New camera design to make smartphones slimmer

New York: To make smartphones more slimmer, a group of engineers has developed a new camera design that replaces the lenses with an ultra-thin optical phased array (OPA).

According to a paper presented at the Optical Society of America’s (OSA) Conference on Lasers and Electro-Optics (CLEO) and published online in the OSA Technical Digest, the OPA computationally manipulates incoming light to capture an image — exactly what lenses do using large pieces of glass.

“We have created a single thin layer of integrated silicon photonics that emulates the lens and sensor of a digital camera, reducing the thickness and cost of digital cameras,” said Ali Hajimiri from the California Institute of Technology.

“It can mimic a regular lens, but can switch from a fish-eye to a telephoto lens instantly — with just a simple adjustment in the way the array receives light,” Hajimiri, who is also the principal investigator of a paper, added.

The OPA has a large array of light receivers, each of which can individually add a tightly controlled time delay (or phase shift) to the light it receives, enabling the camera to selectively look in different directions and focus on different things.

“With our new system, you can selectively look in a desired direction and at a very small part of the picture in front of you at any given time, by controlling the timing with femto-second — quadrillionth of a second — precision,” Hajimiri mentioned.

Phased arrays, which are used in wireless communication and radar, are collections of individual transmitters, all sending out the same signal as waves.

These waves interfere with each other constructively and destructively, amplifying the signal in one direction while cancelling it out elsewhere.

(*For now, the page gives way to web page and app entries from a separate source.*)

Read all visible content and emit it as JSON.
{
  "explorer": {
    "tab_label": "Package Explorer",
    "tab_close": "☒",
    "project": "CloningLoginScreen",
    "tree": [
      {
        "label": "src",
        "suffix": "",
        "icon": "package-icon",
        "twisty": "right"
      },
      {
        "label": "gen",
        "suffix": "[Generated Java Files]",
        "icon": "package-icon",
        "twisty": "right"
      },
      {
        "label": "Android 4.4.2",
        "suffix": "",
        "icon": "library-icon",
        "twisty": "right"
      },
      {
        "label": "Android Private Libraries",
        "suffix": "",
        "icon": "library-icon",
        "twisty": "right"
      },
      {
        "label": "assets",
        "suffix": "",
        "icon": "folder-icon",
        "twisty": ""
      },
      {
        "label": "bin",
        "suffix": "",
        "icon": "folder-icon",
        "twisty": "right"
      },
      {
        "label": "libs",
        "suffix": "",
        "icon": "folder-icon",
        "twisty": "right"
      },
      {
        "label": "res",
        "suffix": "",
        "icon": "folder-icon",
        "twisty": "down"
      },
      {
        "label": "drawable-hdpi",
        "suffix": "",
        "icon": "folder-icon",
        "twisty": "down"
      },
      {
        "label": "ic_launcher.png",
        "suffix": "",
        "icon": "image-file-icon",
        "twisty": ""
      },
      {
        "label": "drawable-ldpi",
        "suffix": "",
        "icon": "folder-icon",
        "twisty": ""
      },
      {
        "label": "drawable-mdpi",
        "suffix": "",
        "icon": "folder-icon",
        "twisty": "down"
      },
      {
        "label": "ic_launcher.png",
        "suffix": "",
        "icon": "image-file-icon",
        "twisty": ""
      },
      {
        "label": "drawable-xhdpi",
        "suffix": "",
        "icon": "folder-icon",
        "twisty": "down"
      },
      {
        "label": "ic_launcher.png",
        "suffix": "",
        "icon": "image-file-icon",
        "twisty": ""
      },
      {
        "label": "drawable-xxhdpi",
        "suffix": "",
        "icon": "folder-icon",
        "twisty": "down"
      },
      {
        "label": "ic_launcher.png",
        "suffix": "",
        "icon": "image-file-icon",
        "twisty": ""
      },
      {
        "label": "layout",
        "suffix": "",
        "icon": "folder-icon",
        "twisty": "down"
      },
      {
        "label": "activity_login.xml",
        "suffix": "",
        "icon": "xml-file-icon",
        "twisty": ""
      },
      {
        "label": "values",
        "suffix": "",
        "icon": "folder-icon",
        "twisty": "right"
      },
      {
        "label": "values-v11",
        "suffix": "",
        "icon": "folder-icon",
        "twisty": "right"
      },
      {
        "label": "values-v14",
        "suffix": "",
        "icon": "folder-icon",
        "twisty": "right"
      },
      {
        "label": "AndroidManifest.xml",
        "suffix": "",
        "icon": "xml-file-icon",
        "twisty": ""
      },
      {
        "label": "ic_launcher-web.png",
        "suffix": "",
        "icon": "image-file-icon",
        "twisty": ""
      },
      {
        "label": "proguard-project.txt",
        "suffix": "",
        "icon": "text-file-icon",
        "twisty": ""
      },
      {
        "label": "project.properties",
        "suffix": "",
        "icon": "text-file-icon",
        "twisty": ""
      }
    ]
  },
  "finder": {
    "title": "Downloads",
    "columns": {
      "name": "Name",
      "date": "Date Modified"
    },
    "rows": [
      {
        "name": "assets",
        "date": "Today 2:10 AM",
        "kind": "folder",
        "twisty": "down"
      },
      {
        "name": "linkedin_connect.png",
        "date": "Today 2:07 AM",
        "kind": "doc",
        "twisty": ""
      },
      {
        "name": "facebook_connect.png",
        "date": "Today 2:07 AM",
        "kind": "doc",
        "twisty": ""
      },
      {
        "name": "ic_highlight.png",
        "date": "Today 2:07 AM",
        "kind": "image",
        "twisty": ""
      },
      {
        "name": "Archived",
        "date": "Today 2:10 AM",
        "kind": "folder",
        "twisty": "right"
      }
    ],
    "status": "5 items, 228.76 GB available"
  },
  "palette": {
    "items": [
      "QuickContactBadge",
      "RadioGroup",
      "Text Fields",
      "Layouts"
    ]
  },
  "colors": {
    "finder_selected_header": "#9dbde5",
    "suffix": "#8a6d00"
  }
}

Thus, an array can create a tightly focused beam of signal, which can be steered in different directions by staggering the timing of transmissions made at various points across the array.

A similar principle is used in reverse in an optical phased array receiver, which is the basis for the new camera.